She said the lack of consistent funding for SEN services creates an unsustainable workload for her and office administrator East, who spend hours applying for grants and organising fundraisers to ensure they can continue to support young people.
East said: “Our time needs to be put in with the children.
“That is what we do, we need to be there for the kids, to do what we can for them, support them emotionally, mentally, and make sure everything’s up and running for the clubs.”
Boucher added: “It’s taken a massive toll on my health. I’m just watching myself deplete.”
Funding difficulties also prevent Sen Talk from expanding its small team of four staff members to help meet high demand.
According to its GoFundMe page, the organisation already supports over 1,500 families annually, but with 15 to 20 referrals coming in weekly and a waiting list of between 30 and 50 families, those seeking support today face a wait of roughly nine months.
East explained that while Wandsworth Council neither funds nor supports Sen Talk, it often refers families to them when they are at “breaking point” after struggling to access suitable local authority support for their children at school.
In June, England’s Children’s Commissioner, Dame Rachel De Souza expressed concerns about the lack of SEND provision in mainstream schools and long waiting times for Education Health and Care Plans (EHCP) which children must obtain before they can access appropriate support.
The Commissioner called for a ”radical rehaul” of the SEND system as data from the Department of Education revealed the number of EHCPs issued this year has failed to keep up with record demand.
One parent, Lou, revealed that her daughter’s experience in mainstream school shattered her belief that local authorities were doing the right thing for children with additional needs.
She said the eight-year-old was allowed to wander around her mainstream school unsupervised, roll around on the floor at the back of music lessons and on one occasion was left alone in the playground after refusing to come inside.
While Lou had to fight to secure suitable school support, her daughter was able to access Sen Talk’s services before even being diagnosed with ADHD and ASC.
She said: “It’s the only place I’ve not had to jump through a hoop.”
According to Lou, the battle for support takes a significant toll on both parents and children, and Sen Talk has been essential in healing the damage done.
She said: “I think I’d probably fall over if wasn’t the fact that I had respite, but it’s also very important for my daughter because by virtue of what she’s been through, she’s so dependent on me.
“It’s building up that idea for her that other adults are safe outside of her special school environment and outside of home.”
An essential part of Sen Talk’s work focuses on rebuilding that self-esteem by empowering children, helping them develop confidence, and learn new skills.
Boucher and East hope that the garden will add to this offer by providing more choice and allowing children to independently explore new activities such as growing vegetables and herbs to cook with.
Lou said: “It’s amazing what a small space can do.
“Just having that freedom to decide, am I going to go outside or not?
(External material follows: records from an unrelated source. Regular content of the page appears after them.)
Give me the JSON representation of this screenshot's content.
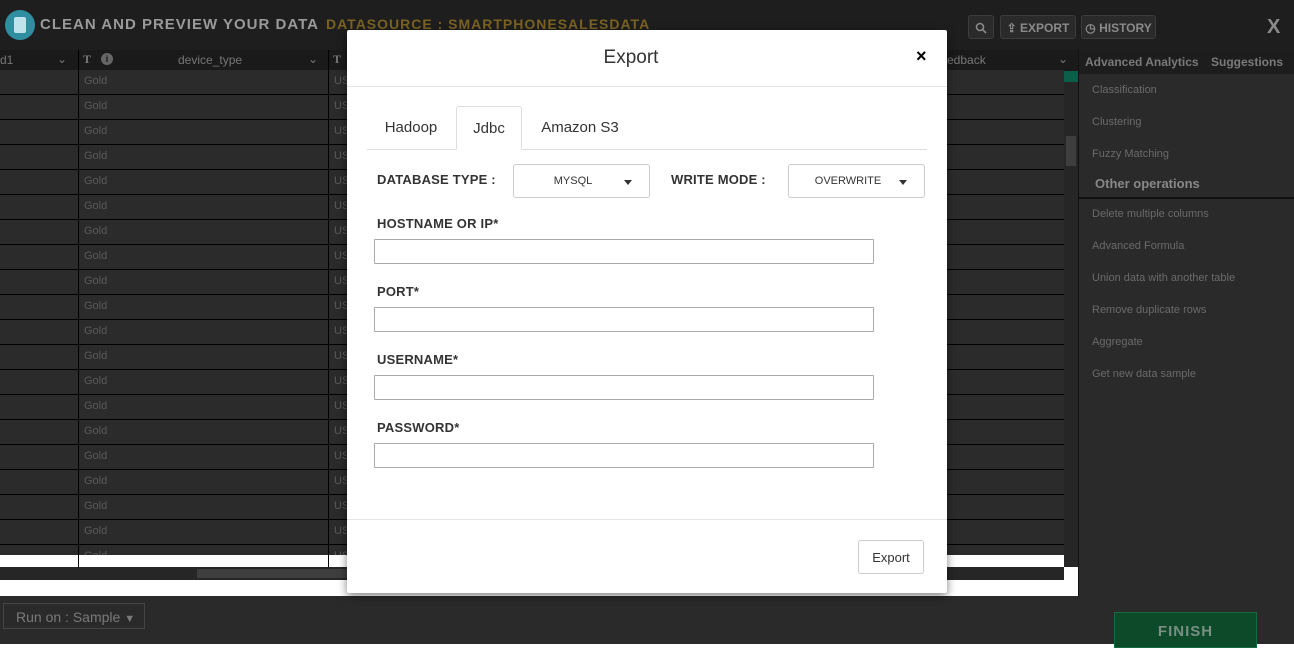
{
  "app": {
    "title": "CLEAN AND PREVIEW YOUR DATA",
    "datasource": "DATASOURCE : SMARTPHONESALESDATA",
    "export_label": "EXPORT",
    "history_label": "HISTORY",
    "close_label": "X"
  },
  "grid": {
    "col1_header": "d1",
    "col2_type": "T",
    "col2_header": "device_type",
    "col3_type": "T",
    "col4_header": "edback",
    "cell_value": "Gold",
    "cell_value_2": "US"
  },
  "right_panel": {
    "tabs": [
      "Advanced Analytics",
      "Suggestions"
    ],
    "items_top": [
      "Classification",
      "Clustering",
      "Fuzzy Matching"
    ],
    "section_title": "Other operations",
    "items_bottom": [
      "Delete multiple columns",
      "Advanced Formula",
      "Union data with another table",
      "Remove duplicate rows",
      "Aggregate",
      "Get new data sample"
    ]
  },
  "bottom": {
    "run_on_label": "Run on : Sample",
    "finish_label": "FINISH"
  },
  "modal": {
    "title": "Export",
    "close_glyph": "×",
    "tabs": [
      "Hadoop",
      "Jdbc",
      "Amazon S3"
    ],
    "active_tab": "Jdbc",
    "database_type_label": "DATABASE TYPE :",
    "database_type_value": "MYSQL",
    "write_mode_label": "WRITE MODE :",
    "write_mode_value": "OVERWRITE",
    "hostname_label": "HOSTNAME OR IP*",
    "hostname_value": "",
    "port_label": "PORT*",
    "port_value": "",
    "username_label": "USERNAME*",
    "username_value": "",
    "password_label": "PASSWORD*",
    "password_value": "",
    "export_button": "Export"
  },
  "colors": {
    "header_bg": "#1e1e1e",
    "accent_teal": "#2f8fa0",
    "datasource_gold": "#7a6222",
    "finish_green": "#0c4a2a"
  }
}
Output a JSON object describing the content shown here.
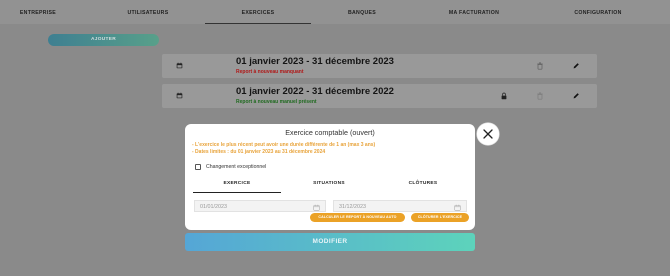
{
  "nav": {
    "tabs": [
      "ENTREPRISE",
      "UTILISATEURS",
      "EXERCICES",
      "BANQUES",
      "MA FACTURATION",
      "CONFIGURATION"
    ],
    "active": "EXERCICES"
  },
  "toolbar": {
    "add_label": "AJOUTER"
  },
  "exercises": [
    {
      "title": "01 janvier 2023 - 31 décembre 2023",
      "status": "Report à nouveau manquant",
      "status_color": "#b01818"
    },
    {
      "title": "01 janvier 2022 - 31 décembre 2022",
      "status": "Report à nouveau manuel présent",
      "status_color": "#1f6a1f"
    }
  ],
  "modal": {
    "title": "Exercice comptable (ouvert)",
    "notes": [
      "- L'exercice le plus récent peut avoir une durée différente de 1 an (max 3 ans)",
      "- Dates limites : du 01 janvier 2023 au 31 décembre 2024"
    ],
    "checkbox_label": "Changement exceptionnel",
    "tabs": [
      "EXERCICE",
      "SITUATIONS",
      "CLÔTURES"
    ],
    "active_tab": "EXERCICE",
    "start_date": "01/01/2023",
    "end_date": "31/12/2023",
    "calc_button": "CALCULER LE REPORT À NOUVEAU AUTO",
    "close_exercise_button": "CLÔTURER L'EXERCICE",
    "modify_button": "MODIFIER"
  },
  "colors": {
    "accent_orange": "#eba227",
    "nav_bg": "#929292"
  }
}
Do I want to play this? Can I cope with a bit of rain?
“It can be quite brave for these children to be doing things more independently.”
Work on the garden transformation began in late June when volunteers from Good Gym Wandsworth helped clear rubbish and weeds from the outdoor space, but Sen Talk are still seeking donations to help them hit their £2,000 target.
All image credits: Mirrhyn Stephen